“An RTI filed by Dr.Vandana Prasad dated September 22, 2016 requesting the number of domestic workers covered by USSSA revealed that the Ministry of Labour had no data.”
By not keeping any track on the data, the Ministry not only seems to disown the women workers, but also conveys complete lack of interest in defending women’s legitimate right to maternity benefits.
Some of the domestic workers in Delhi shared that those who had their deliveries in their villages had received benefits ranging between Rs 500 to Rs 1,400. The amounts varied for different states. Women from West Bengal quoted two different figures for boys and girls, where birth of a boy entitled the mother to a higher amount.
Ruksana (name changed) migrated because they had a huge loan to pay when they constructed their “pucca” house in place of their mud house. She had brought both her children with them. She went to work with her husband leaving the five and two year old in the custody of a ten-year-old daughter of her sister-in-law. The children started keeping sick due to which they had to be sent home to her in-laws. During childbirth, she did not receive any money from anywhere and was not even aware of the schemes in place.

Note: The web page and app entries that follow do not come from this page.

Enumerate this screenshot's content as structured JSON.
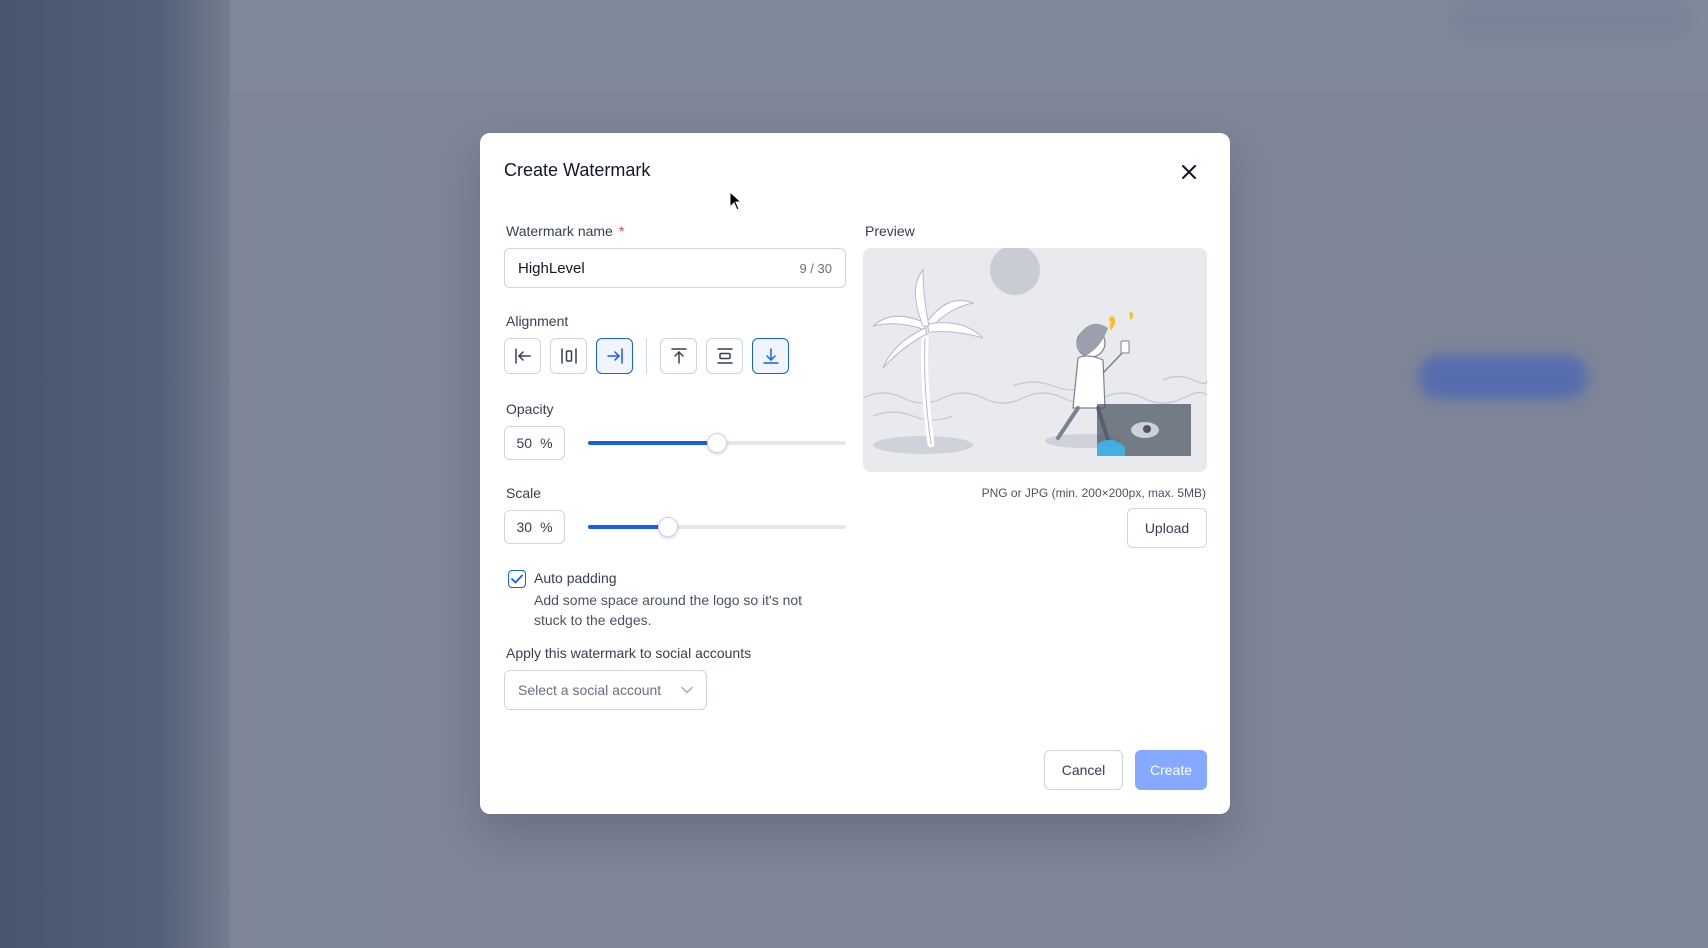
{
  "modal": {
    "title": "Create Watermark",
    "close_icon": "close-icon"
  },
  "name_field": {
    "label": "Watermark name",
    "required_mark": "*",
    "value": "HighLevel",
    "counter": "9 / 30"
  },
  "alignment": {
    "label": "Alignment",
    "horizontal": [
      {
        "icon": "align-left-icon",
        "active": false
      },
      {
        "icon": "align-center-horizontal-icon",
        "active": false
      },
      {
        "icon": "align-right-icon",
        "active": true
      }
    ],
    "vertical": [
      {
        "icon": "align-top-icon",
        "active": false
      },
      {
        "icon": "align-middle-icon",
        "active": false
      },
      {
        "icon": "align-bottom-icon",
        "active": true
      }
    ]
  },
  "opacity": {
    "label": "Opacity",
    "value": "50",
    "unit": "%",
    "fraction": 0.5
  },
  "scale": {
    "label": "Scale",
    "value": "30",
    "unit": "%",
    "fraction": 0.31
  },
  "auto_padding": {
    "checked": true,
    "title": "Auto padding",
    "description": "Add some space around the logo so it's not stuck to the edges."
  },
  "social": {
    "label": "Apply this watermark to social accounts",
    "placeholder": "Select a social account"
  },
  "preview": {
    "label": "Preview",
    "hint": "PNG or JPG (min. 200×200px, max. 5MB)",
    "upload_label": "Upload"
  },
  "footer": {
    "cancel_label": "Cancel",
    "create_label": "Create"
  },
  "colors": {
    "accent": "#155eef",
    "primary_disabled": "#84a9ff",
    "required": "#e5484d"
  }
}
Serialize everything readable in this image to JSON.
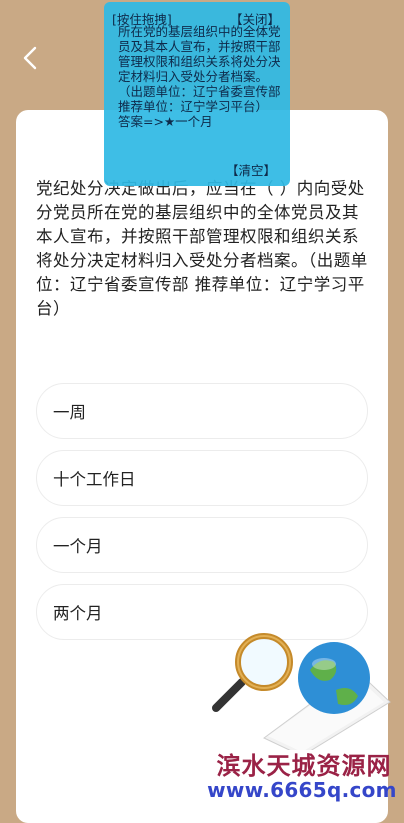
{
  "nav": {
    "back_icon": "chevron-left-icon"
  },
  "question": {
    "text": "党纪处分决定做出后，应当在（ ）内向受处分党员所在党的基层组织中的全体党员及其本人宣布，并按照干部管理权限和组织关系将处分决定材料归入受处分者档案。（出题单位：辽宁省委宣传部 推荐单位：辽宁学习平台）"
  },
  "options": [
    {
      "label": "一周"
    },
    {
      "label": "十个工作日"
    },
    {
      "label": "一个月"
    },
    {
      "label": "两个月"
    }
  ],
  "floating_panel": {
    "drag_label": "[按住拖拽]",
    "close_label": "【关闭】",
    "question_excerpt": "所在党的基层组织中的全体党员及其本人宣布，并按照干部管理权限和组织关系将处分决定材料归入受处分者档案。（出题单位：辽宁省委宣传部 推荐单位：辽宁学习平台）",
    "answer": "答案=>★一个月",
    "clear_label": "【清空】"
  },
  "watermark": {
    "line1": "滨水天城资源网",
    "line2": "www.6665q.com"
  },
  "colors": {
    "background": "#c9a985",
    "panel": "#2fb9e4",
    "watermark_red": "#9a2246",
    "watermark_blue": "#3546c9"
  }
}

Few years ago, Mahila (name changed), had lost her husband and her only daughter within a span of two years. She saw a new hope in her life after migration. She had married again and was pregnant. She did not expect any support from her parents. She was looked after by her husband and the community in a slum. She took an off for six months. She also knew that she was a migrant and had no claim on state schemes.
“But Lakshmi’s story stands out because she had access to childcare services. Her husband’s work as a construction worker gave her access to a crèche run by Mobile Creches on a construction site.”
She preferred domestic work because construction work required twelve hours of tedious work. Her elder daughter, who was five, was in the crèche till 4:30 pm from the morning and the younger one till 12:30 pm. She interspersed her paid work, housework and childcare and in between visited the crèche once to breastfeed the little one. Even though there is a lot of back and forth involved, she feels that the crèche was a boon as it provided nutrition, safety and early learning to the little ones and the opportunity to do paid work and housework trouble-free. She believes that she did not get maternity benefits because she was not eligible for Aadhaar Card as a migrant. Her story puts forward the role played by a crèche in enabling a woman by sharing the family’s reproductive responsibilities.
Domestic workers represent a sector where a worker may have multiple employers and hence an “employer’s responsibility model” may not work for her. The State needs to step in and mitigate it. A universal wage-linked maternity entitlement for unorganised sector, where the entitlements are provided by the State, can enable domestic workers to access the provision. The Law Commission of India in its Report No.259 on Early Childhood Development and Legal Entitlements has recommended the following: Provision of maternity benefits should be made obligatory on the State and not left to the will of the employers and should cover all women, including women working in the unorganised sector; Every child under six should have an unconditional right to crèche and day care provided, regulated and operated by the State…. The provision of crèches should be made the responsibility of the State, not of the employer, especially in the unorganised sector.
Last, but not the least, maternity is “work” and not a paid “vacation”. Childcare involves nurturing and caring of the future workforce. It is time that we socially, politically and economically acknowledge this collective responsibility. If there is intent, the solution can be worked out.